one of the better excuses to consume lots of butter on a daily basis

Perusing the kernel-y offerings on a slightly more meteorologically appealing day.

But hark! Suddenly a glorious smell comes wafting down the street! I turn a corner, and there it is, shining in front of me like the Holy Grail: a mazorca cart! Technically, it’s smoking and steaming more than shining, but in this kind of weather, it’s really all the same.

So what, you ask, is mazorca? Some kind of mystical substance that provides shelter and warmth on the dampest of high-altitude afternoons? Not exactly, but something like that, and something that should be familiar to most of us. Hint: in Gringolandia, we call it corn-on-the-cob.

Okay, yes, corn on the cob is not exactly a new thing to those of us who grew up with summer in North America. Watching the sun go down from the comfort of a plastic chair at a barbeque while covering your chin with butter is practically a July rite of passage, after all. But for most of us, corn on the cob is a timely, seasonal food. It means grills, and lingering sunlight, and it’s only around for a few months, just long enough to remind us of what we’re missing the rest of the year.

waiting, waiting, waiting

The hard work of fanning the delicious, delicious flames. People who own mazorca carts must have awesome triceps.

So while mazorca is, technically, the same as corn on the cob, it doesn’t have nearly the same connotations.
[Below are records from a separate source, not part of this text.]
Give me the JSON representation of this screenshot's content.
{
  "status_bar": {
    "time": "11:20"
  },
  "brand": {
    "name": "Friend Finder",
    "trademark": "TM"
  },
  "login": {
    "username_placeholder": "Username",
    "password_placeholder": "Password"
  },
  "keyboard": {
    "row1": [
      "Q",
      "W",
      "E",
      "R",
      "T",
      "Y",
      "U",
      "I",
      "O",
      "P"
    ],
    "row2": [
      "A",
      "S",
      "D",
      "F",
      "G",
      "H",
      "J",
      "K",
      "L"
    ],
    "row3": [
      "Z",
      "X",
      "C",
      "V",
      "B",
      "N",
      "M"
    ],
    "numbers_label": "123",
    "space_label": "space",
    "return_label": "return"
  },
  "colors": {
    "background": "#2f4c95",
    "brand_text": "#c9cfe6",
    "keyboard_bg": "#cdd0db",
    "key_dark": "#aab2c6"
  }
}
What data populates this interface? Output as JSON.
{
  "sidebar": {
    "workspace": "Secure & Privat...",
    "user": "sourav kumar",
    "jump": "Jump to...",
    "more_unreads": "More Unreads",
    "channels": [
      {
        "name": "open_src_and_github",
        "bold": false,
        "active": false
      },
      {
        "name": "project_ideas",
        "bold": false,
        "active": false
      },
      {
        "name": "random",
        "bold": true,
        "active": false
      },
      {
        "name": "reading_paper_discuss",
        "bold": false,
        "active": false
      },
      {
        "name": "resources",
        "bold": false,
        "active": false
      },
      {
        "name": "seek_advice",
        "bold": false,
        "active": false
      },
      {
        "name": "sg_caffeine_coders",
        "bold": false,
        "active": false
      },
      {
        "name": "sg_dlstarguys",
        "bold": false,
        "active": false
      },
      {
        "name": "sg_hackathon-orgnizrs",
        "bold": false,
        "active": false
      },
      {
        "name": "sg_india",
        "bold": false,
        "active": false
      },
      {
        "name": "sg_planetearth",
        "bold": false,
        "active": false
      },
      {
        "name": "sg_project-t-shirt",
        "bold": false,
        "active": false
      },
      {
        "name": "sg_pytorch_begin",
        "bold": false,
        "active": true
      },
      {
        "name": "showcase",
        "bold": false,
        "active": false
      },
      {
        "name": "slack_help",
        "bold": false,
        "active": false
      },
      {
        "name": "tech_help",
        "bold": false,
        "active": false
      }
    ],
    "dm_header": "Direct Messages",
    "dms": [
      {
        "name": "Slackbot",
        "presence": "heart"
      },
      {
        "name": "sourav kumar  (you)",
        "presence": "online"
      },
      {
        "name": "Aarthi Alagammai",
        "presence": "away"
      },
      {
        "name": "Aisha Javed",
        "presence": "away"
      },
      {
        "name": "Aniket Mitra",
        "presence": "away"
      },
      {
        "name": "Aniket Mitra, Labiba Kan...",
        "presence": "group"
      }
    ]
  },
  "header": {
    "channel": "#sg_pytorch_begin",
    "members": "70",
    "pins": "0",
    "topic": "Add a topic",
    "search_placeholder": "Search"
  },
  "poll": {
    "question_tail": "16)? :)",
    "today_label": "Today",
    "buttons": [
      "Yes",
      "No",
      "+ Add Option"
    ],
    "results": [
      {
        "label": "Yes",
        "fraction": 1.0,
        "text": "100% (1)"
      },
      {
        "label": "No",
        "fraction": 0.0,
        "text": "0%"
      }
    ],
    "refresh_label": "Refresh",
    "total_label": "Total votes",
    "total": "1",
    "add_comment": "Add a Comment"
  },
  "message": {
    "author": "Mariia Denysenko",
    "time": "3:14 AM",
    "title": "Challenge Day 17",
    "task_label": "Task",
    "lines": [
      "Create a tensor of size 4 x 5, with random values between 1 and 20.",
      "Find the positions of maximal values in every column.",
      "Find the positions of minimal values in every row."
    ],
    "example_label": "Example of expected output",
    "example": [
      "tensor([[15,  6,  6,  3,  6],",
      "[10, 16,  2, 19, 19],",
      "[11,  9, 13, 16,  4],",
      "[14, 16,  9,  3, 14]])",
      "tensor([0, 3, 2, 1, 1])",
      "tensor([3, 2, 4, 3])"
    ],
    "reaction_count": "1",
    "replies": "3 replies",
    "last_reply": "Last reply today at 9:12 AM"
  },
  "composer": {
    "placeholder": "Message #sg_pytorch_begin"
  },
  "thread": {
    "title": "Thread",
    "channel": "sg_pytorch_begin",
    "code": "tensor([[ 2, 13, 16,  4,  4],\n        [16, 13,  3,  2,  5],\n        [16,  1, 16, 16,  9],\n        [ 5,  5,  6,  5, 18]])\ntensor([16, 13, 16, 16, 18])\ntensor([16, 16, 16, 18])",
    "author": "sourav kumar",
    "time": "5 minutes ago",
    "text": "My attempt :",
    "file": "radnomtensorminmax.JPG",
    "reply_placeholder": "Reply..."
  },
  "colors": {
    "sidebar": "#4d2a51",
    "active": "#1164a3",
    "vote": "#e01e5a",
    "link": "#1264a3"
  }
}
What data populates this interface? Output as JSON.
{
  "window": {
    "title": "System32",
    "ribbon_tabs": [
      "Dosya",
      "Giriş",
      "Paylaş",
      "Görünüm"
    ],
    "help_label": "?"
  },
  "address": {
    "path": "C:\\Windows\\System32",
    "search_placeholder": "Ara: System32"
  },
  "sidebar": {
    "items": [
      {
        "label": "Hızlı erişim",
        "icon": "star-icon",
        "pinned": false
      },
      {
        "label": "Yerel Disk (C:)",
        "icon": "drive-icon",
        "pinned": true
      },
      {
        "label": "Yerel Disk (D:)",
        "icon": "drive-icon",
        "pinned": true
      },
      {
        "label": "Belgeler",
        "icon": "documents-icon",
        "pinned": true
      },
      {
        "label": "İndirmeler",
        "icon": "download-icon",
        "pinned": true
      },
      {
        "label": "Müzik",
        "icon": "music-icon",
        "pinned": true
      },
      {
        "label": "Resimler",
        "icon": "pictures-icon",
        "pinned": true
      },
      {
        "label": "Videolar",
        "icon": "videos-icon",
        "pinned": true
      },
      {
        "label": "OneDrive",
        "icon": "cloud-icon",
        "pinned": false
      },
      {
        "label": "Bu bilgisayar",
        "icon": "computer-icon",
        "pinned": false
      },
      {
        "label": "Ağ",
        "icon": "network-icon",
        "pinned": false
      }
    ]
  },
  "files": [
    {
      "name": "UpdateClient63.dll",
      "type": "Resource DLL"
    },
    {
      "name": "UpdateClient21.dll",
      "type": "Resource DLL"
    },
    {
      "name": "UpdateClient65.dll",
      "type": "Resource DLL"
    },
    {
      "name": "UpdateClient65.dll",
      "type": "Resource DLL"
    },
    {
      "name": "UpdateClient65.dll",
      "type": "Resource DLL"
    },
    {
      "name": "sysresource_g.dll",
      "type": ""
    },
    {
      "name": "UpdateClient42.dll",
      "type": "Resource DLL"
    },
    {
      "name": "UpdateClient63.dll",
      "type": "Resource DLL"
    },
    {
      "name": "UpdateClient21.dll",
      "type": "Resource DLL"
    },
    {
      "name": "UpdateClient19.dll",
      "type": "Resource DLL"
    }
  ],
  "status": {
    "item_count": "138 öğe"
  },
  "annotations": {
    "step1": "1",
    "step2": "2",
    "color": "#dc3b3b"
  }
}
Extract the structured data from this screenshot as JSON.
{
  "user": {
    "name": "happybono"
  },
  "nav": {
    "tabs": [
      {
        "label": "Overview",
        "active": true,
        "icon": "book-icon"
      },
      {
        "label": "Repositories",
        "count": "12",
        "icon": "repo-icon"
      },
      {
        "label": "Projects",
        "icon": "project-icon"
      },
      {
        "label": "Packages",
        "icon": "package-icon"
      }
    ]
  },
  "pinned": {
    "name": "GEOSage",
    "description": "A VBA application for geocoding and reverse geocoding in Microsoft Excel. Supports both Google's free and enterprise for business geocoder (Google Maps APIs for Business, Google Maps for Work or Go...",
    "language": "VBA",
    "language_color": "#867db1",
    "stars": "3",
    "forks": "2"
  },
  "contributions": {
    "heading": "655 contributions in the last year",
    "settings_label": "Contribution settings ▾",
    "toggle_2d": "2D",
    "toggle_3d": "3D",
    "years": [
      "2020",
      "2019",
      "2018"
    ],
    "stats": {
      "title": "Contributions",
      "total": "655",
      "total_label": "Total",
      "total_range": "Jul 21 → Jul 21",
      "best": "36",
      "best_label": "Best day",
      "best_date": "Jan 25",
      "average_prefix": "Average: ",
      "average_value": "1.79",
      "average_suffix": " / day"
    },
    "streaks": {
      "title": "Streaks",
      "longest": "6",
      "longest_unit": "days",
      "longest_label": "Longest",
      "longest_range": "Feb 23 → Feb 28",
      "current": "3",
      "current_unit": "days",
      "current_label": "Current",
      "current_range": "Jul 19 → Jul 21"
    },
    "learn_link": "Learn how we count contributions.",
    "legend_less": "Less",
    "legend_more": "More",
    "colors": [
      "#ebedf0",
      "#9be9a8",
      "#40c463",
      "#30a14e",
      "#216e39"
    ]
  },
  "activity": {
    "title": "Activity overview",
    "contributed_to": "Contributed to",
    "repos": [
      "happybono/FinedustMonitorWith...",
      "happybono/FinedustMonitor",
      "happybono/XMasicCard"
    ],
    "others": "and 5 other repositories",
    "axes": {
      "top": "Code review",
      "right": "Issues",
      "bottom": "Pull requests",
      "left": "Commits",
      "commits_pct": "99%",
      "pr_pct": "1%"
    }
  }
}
This is partly because Bogotá never feels like August in New England, but mostly because it’s readily — and cheaply — available in all kinds of places. No need to drag out the grill and lighter fluid when you can find someone else who’s doing your dirty, sweaty work for you. And don’t get me wrong — it is sweaty business, standing over hot coals, turning ears of mazorca over and over, waving smoke out of the eyes of your customers.

In addition to the lack of Memorial-Day-related-implications, mazorca also isn’t quite the same, taste- or texture-wise, as the corn we’re used to. Most of us in the U.S. eat primarily sweet corn — while mazorca is delicious, the kernels definitely don’t burst with flavor the same way sweet corn does. Mazorca kernels are larger and a bit tougher, almost starchy. The best description I can offer is that it feels like eating an ear of corn that’s halfway through the process of turning into popcorn. And when that concoction is slathered with butter and salt and handed to me in a napkin, steaming with heat, I can’t think of many things I’d rather be eating on a cold, windy, rainy afternoon.

bet those cows are jealous

Or on a sunny afternoon! That works too! Equal-opportunity mazorca eater, here.